Nairobi - Experts and stakeholders met to review the Plant Protection Bill 2020, whose main aim is to enhance plant health operations in the country. The Plant Protection Act, which dates back to 1937 and was last reviewed in 1972, aims to align plant health regulations to be in tandem with current business and social environments.
The Plant Protection bill is being reviewed to better manage importation and exports of plants and plant materials for safe trade facilitation at the domestic and the international markets. The bill and regulations address such areas as the issuance of phytosanitary certificates, Plant Import Permits (PIPs), quarantine facilities, the duty of land owners in the management of plant pests on their land and farms and the role of county governments on managing pests and diseases.

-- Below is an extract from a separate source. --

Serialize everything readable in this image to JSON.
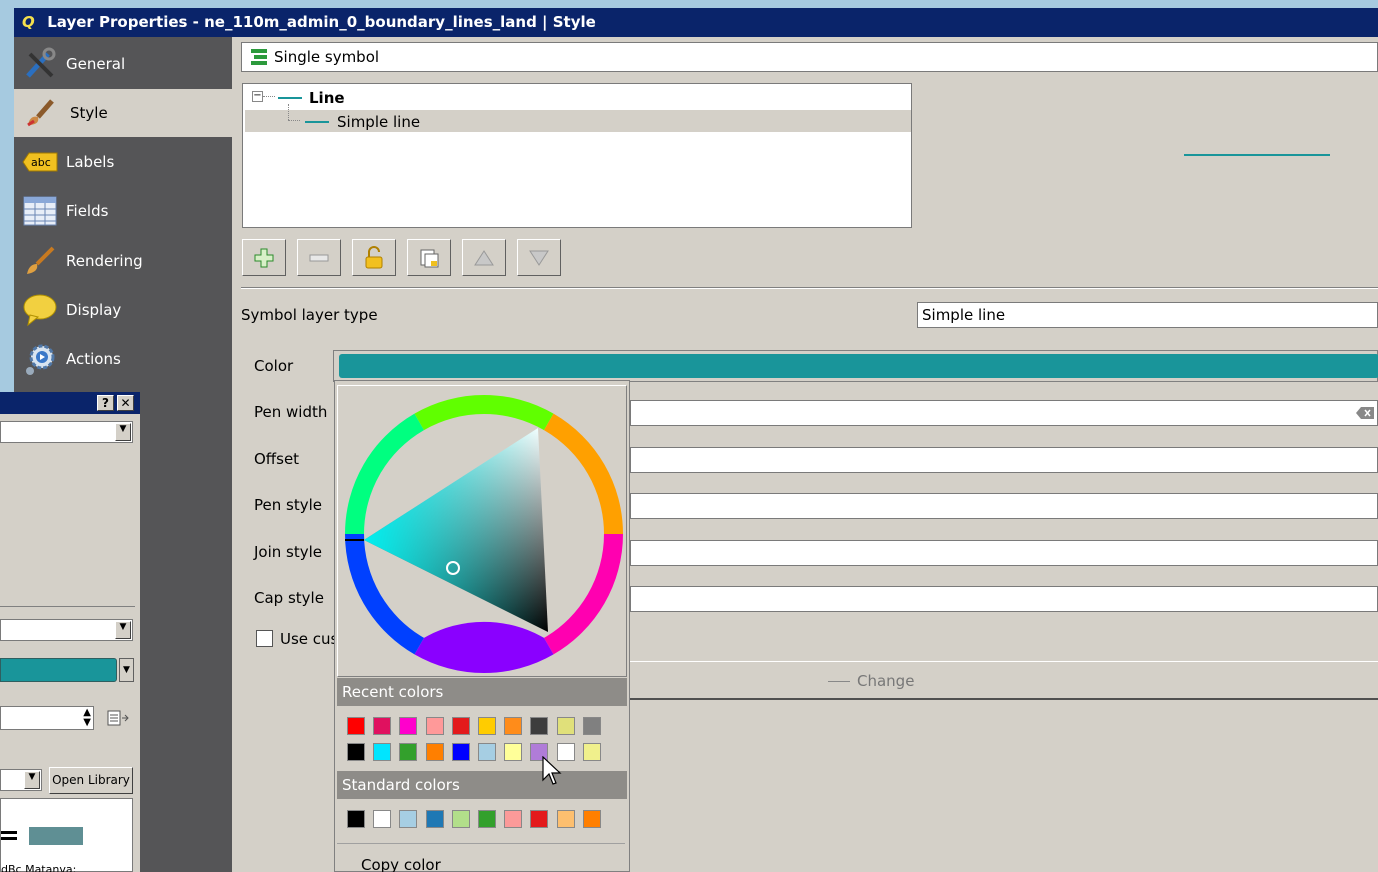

Other issues being addressed include the use of pesticides, nursery certification, changing International Standards of Phytosanitary Measures(ISPMs) regulations such as machinery and equipment used for construction as well as imported vehicles, the growing trend of consumption of organic food, competencies that can provide plant health services, fees, charges and penalties.
The stakeholder consultations enable the gathering of various expert views and input for a comprehensive and progressive plant health regime in Kenya. It is envisioned that it will open further opportunities in the trade of plants and plant products while protecting the current businesses.
Speaking during the event, KEPHIS Ag. MD Simeon Kibet informed the experts that the draft Bill is a good document but needed to be enhanced so as to be used by the industry. "The Bill really aims at facilitating an enabling business environment for stakeholders," he said.
"Also, we now have county governments whereas there was only the national government before so the document needs to capture the role of counties comprehensively; more importantly is that the document will capture emerging trends to make it practical and relevant."
Above and top: Experts meeting to review the Plant Protection Bill 2020, whose main aim is to enhance plant health operations in the country. The Plant Protection Act, which dates back to 1937 and was last reviewed in 1972, targets to align plant health regulations to be in tandem with current business and social environments.